Data about app and page elements:
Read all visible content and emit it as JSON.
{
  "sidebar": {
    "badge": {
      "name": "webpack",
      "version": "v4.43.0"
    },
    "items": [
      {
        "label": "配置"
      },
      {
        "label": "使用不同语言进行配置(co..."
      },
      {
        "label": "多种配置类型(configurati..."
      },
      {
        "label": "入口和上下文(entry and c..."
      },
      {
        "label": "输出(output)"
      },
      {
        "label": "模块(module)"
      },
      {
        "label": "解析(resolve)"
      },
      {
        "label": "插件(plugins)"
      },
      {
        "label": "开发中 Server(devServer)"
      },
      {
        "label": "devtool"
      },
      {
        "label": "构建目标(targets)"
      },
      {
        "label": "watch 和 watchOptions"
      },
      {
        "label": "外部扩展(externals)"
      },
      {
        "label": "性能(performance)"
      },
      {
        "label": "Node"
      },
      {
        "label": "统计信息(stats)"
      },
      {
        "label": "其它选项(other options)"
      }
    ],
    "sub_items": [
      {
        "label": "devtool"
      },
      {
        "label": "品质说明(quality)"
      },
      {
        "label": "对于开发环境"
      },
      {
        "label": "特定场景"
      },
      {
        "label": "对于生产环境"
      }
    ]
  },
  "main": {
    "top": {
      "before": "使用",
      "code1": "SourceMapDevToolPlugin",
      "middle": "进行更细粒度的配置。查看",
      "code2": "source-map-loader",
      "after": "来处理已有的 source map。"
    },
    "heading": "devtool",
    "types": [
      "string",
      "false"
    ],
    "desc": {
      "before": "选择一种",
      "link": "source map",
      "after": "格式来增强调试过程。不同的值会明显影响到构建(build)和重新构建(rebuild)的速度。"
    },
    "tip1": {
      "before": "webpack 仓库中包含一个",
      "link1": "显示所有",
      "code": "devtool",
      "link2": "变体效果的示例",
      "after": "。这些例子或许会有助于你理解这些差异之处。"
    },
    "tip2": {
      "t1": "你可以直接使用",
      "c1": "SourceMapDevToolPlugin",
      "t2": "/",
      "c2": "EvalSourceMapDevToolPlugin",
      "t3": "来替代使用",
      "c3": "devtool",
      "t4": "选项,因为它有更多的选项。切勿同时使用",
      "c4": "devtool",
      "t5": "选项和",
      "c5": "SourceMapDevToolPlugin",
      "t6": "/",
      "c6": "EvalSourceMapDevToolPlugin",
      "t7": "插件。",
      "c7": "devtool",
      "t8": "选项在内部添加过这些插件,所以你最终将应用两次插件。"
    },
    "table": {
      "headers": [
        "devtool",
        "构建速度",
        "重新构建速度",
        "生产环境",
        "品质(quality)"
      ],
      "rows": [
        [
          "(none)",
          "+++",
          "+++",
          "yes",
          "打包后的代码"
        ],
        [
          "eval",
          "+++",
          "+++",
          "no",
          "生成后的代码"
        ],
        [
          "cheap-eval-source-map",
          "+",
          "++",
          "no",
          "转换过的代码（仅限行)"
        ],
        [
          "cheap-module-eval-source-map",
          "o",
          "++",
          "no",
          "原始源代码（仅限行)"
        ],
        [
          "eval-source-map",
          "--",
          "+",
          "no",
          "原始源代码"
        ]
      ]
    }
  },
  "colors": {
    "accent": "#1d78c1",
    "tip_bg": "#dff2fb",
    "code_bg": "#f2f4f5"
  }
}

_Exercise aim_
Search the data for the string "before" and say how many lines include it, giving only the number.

_Solution for this task_
3